Finally, appellant urges that extrajudicial statements which were admitted in evidence, made by appellant to Mr. Light, a U.S. Custom's official, were inadmissable and cites as authority the rule announced in Escobedo v. Illinois, 378 U.S. 478, 84 S.Ct. 1758, 12 L.Ed.2d 977 and People v. Dorado, 61 A.C. 892, 40 Cal.Rptr. 264, 394 P.2d 952, in respect of which latter case a rehearing in now pending. There is no merit in this contention. The record shows that on December 10, 1962, after appellant had voluntarily given himself up, he had a conversation with Mr. Light. Mr. Light advised appellant that the records of the motor vehicle department showed that a station wagon used by appellant's accomplice belonged to appellant's brother. Appellant replied that he had borrowed the station wagon at 9:30 a. m. and returned it at 4:30 p. m. on the 28th of November; that he had not been in the harbour area on the 28th, and had not loaned the car to anyone on that date. This conversation was related by Mr. Light at the preliminary examination of appellant and appellant stipulated that it could be used as evidence at his trial.

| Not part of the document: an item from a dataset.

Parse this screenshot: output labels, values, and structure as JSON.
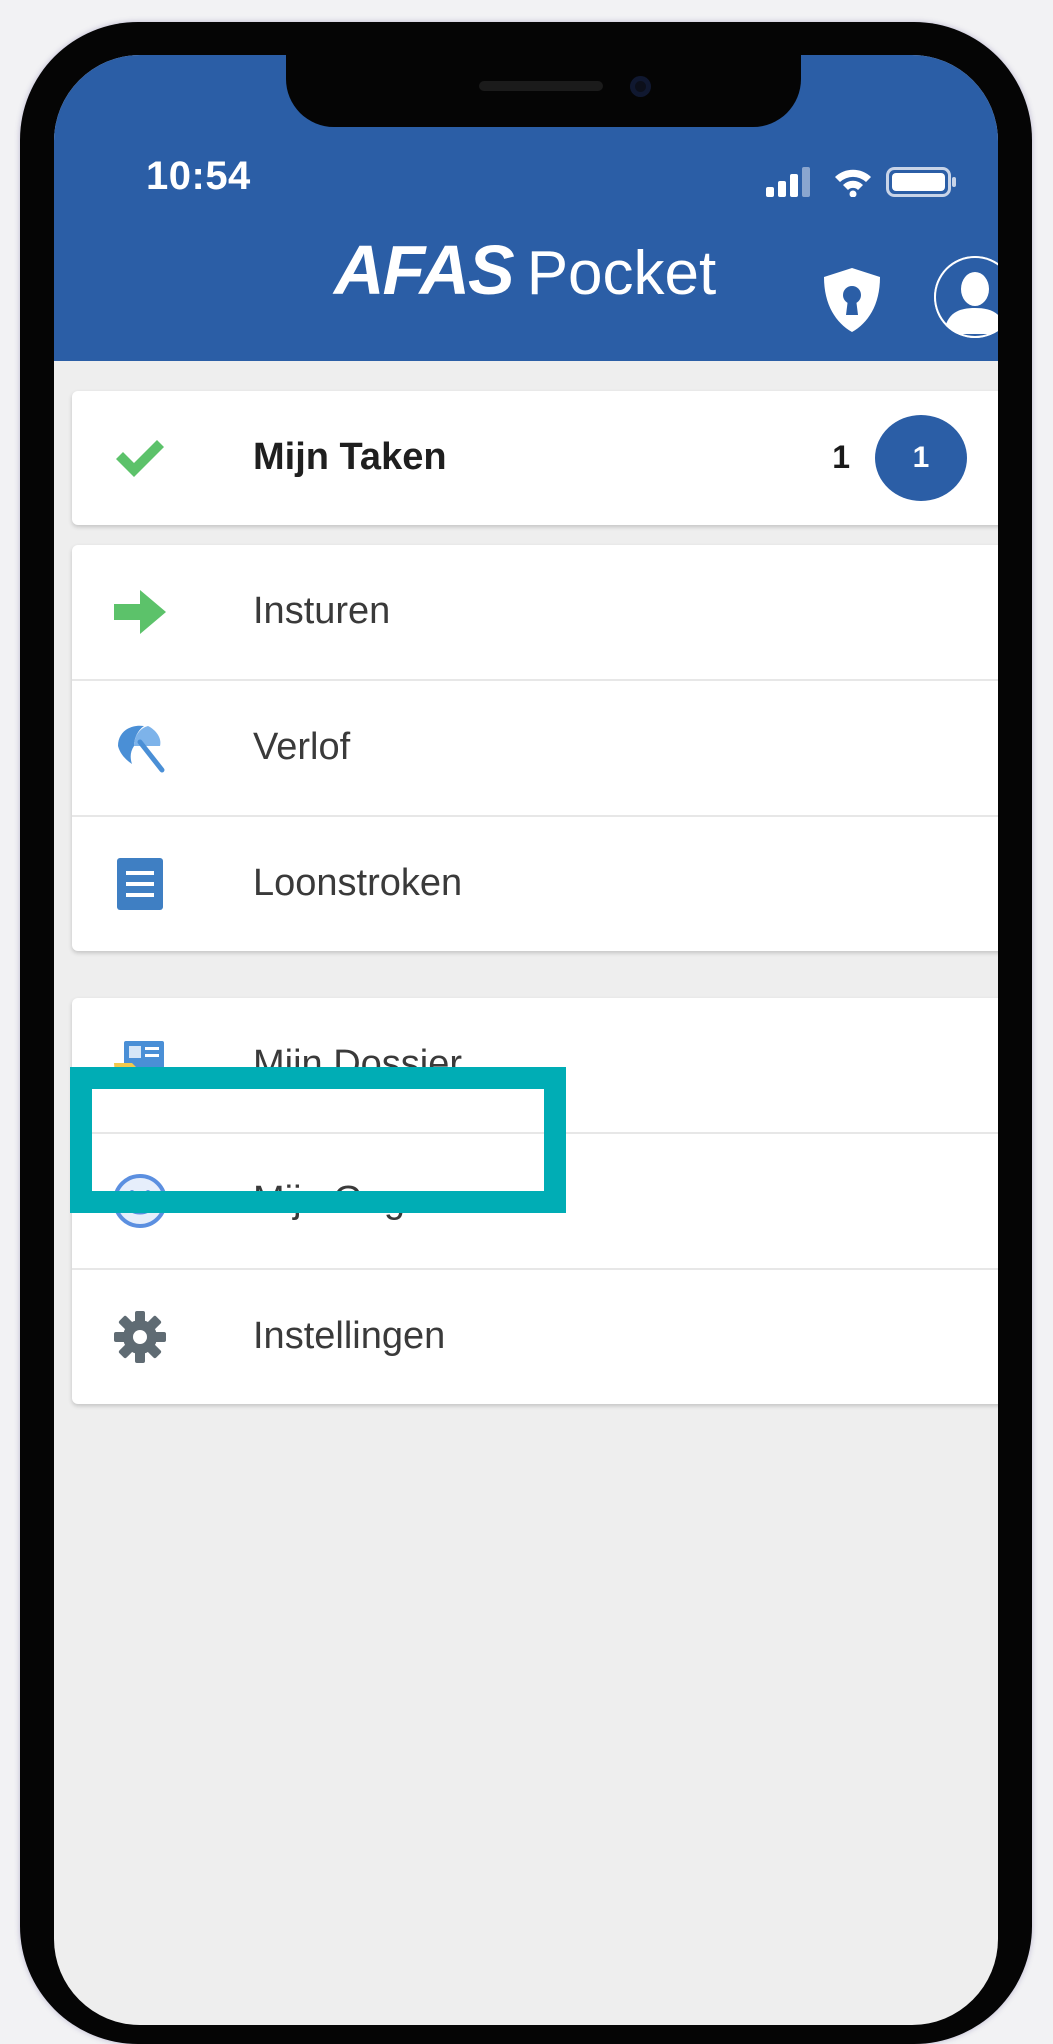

Appellant testifying in his own defense, stated that he had possession of the station wagon at all times during November 28. Appellant's brother-in-law, Edison Moncrief, testifying at the trial for the prosecution, said that he loaned the station wagon to appellant about 9:00 a. m. on November 28, and that appellant returned it to him between 4:30 and 5:00 p. m. of the same day.

We see no similarity between the facts above recited and those in Escobedo or in Dorado. There is nothing in the present record to indicate that appellant espressed any desire to see an attorney or that he desired to remain silent. Appellant voluntarily entered the police station and voluntarily made the statements referred to, which are of an exculpatory nature rather than incriminating. Dorado is still pending, but even if under Dorado appellant had the right to be informed of his right to counsel, and to remain silent, there is not even now a contention either in the briefs or in a supplementary letter which appellant was permitted, after oral argument, to file in aid of his briefs, that appellant was deprived of this right.

The judgment is modified so as to eliminate therefrom the addition ‘without possibility of parole’. In all other respects judgment is affirmed.

ROTH, Presiding Justice.

HERNDON, J., and KINCAID, J. pro tem., concur. Hearing denied; MOSK, J., not participating.

Copied to clipboard